Monday, December 17, 2018

HHA: The Beginning

The recent revelation that the Hudson Housing Authority is planning to double the amount of narrowly defined low-income housing it currently provides rather than create, as originally believed, more diverse mixed income housing has inspired Gossips to try to investigate the beginning of the Hudson Housing Authority. So far, a simple search of old newspapers at uncovered these items from the Albany Times-Union, from fifty or so years ago.

The first, which appeared in the Times-Union on July 21, 1966, announces the creation of the Hudson Housing Authority.

HUDSON--A five member housing authority was created Tuesday by Mayor Samuel T. Wheeler, who said, "A milestone has been reached in the history of Hudson."
Members and their terms are: Charles Witham, five years; Edward V. Casserly, four years; Mrs. Susie P. Cunningham, three years, Samuel Liepshutz, two years; and Miss Mary Gorman, one year.
The authority will be headed by Mr. Witham who is an electrical contractor. Mr. Casserly is a vice-president of the State Bank of Albany; Mrs. Cunningham is a teacher at the New York State Training School for Girls; Mr. Liepshutz is a downtown businessman and Miss Gorman is a school psychologist with the city school system.
In addition to appointing the authority, Mayor Wheeler cited the work done in recent years by the Planning Commission. He said, "I wish to thank Arthur Koweek, chairman of the Planning Commission, and the members of the commission for the significant role they played in making this authority possible. Mr. Koweek and the commission members have spent much time and effort in studying the housing problems here and have labored long and diligently in their search for a just and equitable solution to those problems."
More Slums Than Most
The mayor continued:
"Hudson is an old city, with more than its share of old and dilapidated buildings. It also has more than its share of dwellings which are almost unfit in which to live, or which are below the standards of other communities in New York State. The need for better housing, especially for the lower income and retired people in the city has never been fully explored.
With the City of Hudson Housing Authority now a reality, I am confident that concrete and constructive proposals will be made to improve housing conditions, which will, at the same time, eliminate those structures which now represent a threat to the very health and well-being of many of our citizens.
Here I must caution that the new authority will not effect an immediate solution to this long-standing problem. Laws and ordinances will have to be amended and improved. Money will have to be appropriated.
Point with Pride
Mayor Wheeler concluded, "but, with all this, with all the personal inconveniences and disruptions that necessarily must follow in the wake of modern-day changes and progress, the people of Hudson will once again point with pride to their city, the city in which they have chosen to live and to work for the rest of their lives."
The authority will have the power to make applications for the establishment of public housing in the city, make studies, issue bonds for financing, hire employees, etc.
The appointing of the five member authority came on the heels of Governor Rockefeller's signing of the proposal.
The next month, on August 26, 1966, the Times-Union reported that the plan to build "140 housing units for the low income people of Hudson" had been approved by the federal government.

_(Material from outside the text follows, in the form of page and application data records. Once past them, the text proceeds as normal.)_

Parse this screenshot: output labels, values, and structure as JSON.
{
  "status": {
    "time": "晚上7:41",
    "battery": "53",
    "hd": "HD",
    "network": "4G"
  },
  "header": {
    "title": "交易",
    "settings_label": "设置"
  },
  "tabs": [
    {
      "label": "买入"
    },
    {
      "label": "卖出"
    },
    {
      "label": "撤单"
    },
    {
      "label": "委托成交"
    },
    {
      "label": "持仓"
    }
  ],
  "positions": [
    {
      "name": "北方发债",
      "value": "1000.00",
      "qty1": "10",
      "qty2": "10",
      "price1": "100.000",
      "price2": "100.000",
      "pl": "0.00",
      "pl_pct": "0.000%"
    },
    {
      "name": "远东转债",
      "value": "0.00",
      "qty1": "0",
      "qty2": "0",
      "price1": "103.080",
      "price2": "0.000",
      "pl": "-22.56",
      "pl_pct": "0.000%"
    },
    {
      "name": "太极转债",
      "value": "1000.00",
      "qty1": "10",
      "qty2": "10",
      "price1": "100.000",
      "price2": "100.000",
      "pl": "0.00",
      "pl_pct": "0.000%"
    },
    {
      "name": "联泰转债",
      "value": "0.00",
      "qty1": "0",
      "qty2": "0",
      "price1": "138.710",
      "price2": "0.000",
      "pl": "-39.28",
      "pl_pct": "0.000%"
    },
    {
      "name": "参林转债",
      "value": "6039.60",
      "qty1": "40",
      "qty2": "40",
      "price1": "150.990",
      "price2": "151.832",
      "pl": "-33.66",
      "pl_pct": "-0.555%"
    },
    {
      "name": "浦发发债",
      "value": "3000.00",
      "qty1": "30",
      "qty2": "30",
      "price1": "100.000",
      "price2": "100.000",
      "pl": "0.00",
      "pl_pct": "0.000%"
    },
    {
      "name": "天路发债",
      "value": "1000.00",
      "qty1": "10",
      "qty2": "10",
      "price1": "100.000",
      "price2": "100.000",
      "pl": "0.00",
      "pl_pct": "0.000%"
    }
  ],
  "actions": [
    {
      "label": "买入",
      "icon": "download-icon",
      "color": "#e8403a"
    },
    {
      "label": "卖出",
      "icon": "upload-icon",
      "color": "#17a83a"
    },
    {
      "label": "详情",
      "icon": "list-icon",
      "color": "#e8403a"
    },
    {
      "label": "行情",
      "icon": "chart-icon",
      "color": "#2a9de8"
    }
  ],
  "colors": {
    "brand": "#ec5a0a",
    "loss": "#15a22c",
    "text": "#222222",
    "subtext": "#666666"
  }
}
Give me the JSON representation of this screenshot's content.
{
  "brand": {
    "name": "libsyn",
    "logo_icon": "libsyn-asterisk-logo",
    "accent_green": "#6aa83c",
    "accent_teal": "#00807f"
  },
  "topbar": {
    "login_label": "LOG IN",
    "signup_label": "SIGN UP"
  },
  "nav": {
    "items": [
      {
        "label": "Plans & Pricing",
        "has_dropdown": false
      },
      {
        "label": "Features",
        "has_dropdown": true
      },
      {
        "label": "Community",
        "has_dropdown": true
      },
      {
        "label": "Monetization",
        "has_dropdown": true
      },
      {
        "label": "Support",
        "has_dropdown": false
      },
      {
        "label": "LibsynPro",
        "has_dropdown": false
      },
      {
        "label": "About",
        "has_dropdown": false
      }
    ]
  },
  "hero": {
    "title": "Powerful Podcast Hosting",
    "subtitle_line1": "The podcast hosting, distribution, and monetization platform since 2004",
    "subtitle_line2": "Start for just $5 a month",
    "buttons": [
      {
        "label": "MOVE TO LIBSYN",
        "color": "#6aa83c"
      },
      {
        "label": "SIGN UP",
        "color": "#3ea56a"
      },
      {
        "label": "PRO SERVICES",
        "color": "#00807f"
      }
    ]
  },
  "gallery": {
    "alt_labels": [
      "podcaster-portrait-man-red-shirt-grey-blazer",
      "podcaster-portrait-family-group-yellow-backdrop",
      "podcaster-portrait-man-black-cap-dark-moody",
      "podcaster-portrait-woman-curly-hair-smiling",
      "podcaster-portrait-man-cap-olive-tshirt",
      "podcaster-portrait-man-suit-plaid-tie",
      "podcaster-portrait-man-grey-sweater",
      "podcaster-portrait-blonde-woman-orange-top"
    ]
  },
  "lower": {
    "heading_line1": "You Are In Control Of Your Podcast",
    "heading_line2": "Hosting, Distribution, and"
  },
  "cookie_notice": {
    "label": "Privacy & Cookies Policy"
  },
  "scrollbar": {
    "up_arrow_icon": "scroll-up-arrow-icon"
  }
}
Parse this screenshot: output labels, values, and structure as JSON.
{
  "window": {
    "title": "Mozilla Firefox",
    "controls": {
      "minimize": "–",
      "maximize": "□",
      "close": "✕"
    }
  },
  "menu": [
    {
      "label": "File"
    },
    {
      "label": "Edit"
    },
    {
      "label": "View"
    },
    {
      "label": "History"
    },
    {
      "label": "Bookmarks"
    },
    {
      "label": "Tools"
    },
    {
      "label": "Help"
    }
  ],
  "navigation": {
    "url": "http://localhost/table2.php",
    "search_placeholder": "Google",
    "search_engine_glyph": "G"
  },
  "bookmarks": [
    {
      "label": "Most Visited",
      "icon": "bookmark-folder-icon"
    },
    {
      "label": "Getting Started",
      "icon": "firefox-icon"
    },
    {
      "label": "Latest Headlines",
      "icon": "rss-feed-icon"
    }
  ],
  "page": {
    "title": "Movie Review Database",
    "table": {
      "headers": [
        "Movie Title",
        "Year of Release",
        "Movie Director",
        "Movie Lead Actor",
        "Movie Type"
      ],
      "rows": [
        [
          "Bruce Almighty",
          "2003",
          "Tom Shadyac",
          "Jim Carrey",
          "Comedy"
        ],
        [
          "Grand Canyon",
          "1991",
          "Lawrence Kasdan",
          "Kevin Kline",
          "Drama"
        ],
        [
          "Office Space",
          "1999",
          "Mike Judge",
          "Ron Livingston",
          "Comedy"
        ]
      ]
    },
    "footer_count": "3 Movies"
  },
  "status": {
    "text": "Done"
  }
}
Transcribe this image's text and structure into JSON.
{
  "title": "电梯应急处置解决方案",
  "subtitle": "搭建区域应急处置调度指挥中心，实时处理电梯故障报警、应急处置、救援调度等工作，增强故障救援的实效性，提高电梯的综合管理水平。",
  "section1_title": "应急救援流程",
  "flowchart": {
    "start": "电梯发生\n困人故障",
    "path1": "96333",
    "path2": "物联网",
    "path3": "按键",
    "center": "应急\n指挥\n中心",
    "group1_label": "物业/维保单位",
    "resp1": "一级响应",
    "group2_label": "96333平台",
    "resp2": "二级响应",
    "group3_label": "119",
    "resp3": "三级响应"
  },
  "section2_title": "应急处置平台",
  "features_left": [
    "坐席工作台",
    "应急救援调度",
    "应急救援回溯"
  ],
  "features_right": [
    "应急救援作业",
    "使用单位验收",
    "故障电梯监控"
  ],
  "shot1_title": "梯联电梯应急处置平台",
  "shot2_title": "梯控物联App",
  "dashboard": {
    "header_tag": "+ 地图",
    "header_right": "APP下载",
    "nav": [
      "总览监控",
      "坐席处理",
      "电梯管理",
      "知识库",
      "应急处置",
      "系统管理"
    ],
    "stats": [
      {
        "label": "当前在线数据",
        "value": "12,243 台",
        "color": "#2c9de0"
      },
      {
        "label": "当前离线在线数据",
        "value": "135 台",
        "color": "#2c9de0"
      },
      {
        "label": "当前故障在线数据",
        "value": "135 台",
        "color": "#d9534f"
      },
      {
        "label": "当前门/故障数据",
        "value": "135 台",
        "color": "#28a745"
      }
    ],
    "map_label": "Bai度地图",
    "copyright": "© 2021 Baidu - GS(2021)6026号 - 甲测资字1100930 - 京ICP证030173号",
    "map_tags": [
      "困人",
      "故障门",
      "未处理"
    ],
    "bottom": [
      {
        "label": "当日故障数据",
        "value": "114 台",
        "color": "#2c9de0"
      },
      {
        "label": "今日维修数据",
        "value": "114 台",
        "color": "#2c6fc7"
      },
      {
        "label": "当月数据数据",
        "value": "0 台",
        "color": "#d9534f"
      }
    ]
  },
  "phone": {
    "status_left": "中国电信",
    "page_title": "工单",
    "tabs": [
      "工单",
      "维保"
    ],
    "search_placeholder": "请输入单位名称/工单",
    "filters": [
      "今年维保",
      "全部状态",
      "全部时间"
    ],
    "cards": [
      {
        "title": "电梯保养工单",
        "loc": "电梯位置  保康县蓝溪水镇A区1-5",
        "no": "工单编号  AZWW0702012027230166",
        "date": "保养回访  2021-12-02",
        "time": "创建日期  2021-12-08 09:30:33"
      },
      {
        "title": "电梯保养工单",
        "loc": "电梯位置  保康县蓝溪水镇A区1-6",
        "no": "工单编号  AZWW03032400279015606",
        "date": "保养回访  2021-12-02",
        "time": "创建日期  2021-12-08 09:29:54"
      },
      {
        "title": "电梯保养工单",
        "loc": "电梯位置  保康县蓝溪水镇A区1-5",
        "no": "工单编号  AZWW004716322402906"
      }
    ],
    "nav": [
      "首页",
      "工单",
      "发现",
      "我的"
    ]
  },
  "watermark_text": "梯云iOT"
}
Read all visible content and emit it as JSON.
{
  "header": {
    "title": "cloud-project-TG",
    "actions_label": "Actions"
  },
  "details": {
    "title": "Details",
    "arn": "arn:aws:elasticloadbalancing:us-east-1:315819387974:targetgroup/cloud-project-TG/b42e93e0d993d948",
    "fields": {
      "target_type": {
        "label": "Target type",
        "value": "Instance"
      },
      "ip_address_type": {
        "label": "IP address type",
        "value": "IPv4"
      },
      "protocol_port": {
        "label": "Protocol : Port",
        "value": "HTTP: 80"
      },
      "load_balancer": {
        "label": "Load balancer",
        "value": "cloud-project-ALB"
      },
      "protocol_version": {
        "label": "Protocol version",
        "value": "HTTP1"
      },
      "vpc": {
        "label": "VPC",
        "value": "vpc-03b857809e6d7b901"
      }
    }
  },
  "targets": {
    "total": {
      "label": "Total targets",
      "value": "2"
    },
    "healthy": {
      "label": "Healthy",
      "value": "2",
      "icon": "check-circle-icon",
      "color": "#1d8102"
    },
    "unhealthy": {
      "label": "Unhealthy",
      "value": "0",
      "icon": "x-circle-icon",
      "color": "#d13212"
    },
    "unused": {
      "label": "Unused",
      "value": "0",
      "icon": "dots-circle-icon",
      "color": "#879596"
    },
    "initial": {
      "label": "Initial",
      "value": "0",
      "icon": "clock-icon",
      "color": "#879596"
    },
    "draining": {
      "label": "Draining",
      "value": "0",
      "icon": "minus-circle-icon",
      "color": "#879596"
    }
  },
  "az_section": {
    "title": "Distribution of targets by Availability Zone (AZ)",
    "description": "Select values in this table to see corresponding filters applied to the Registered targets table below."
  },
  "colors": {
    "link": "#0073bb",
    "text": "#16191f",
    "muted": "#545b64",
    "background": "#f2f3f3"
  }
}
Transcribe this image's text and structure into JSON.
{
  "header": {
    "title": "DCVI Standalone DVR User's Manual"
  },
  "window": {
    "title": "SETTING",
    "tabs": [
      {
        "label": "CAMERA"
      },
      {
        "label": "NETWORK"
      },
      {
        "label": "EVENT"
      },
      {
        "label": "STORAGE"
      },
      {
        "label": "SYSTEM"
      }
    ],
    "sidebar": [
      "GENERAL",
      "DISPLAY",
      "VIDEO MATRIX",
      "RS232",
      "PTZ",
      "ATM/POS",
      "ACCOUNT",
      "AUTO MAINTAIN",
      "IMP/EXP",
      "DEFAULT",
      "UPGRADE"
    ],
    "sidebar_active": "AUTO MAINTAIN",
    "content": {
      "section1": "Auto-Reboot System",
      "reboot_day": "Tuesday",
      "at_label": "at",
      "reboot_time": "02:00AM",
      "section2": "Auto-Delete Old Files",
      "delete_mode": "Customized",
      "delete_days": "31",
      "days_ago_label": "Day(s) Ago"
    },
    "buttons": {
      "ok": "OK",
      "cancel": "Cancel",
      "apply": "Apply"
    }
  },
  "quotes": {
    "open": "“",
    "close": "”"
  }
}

Three years later, at the beginning of 1969, the Hudson Housing Authority began advertising for an executive director.

By late spring 1970, the Housing Authority was soliciting bids for the construction of "135 dwelling units, 15 in low rise frame and brick veneer structure and 120 units in a high rise concrete structure."

And so it began.


  1. eastern european block apartments in downtown hudson --- a socialistic dreamland.

    the new America -- where no one has a job but is segregated in inferior locations out of the mainstream. is this the new "wonderful town" ?

  2. Great sleuthing, Carole. Thank you. When I first got to Hudson, in the mid '80s I was shocked by conditions and locations of its low-income housing. Having been in such housing in cities from L.A. to Newark, Chicago to Houston, I thought it most remarkable that Hudson's poor were able to live in such wonderful places compared to the poor in so many of our urban slums. The question for Hudson now, however, is whether the current gentrification is going to push our poor out of these places. From what I can tell, the answer is mostly Yes.

    1. whether you like it or not, the old gentry of Hudson built the beautiful town and its noble buildings. could anyone but the gentry come up with the courthouse, or any of the other fine architecture ? or the opera house ??

      while you seem to hate the gentry, you like living in the gentrys living museum of Hudson.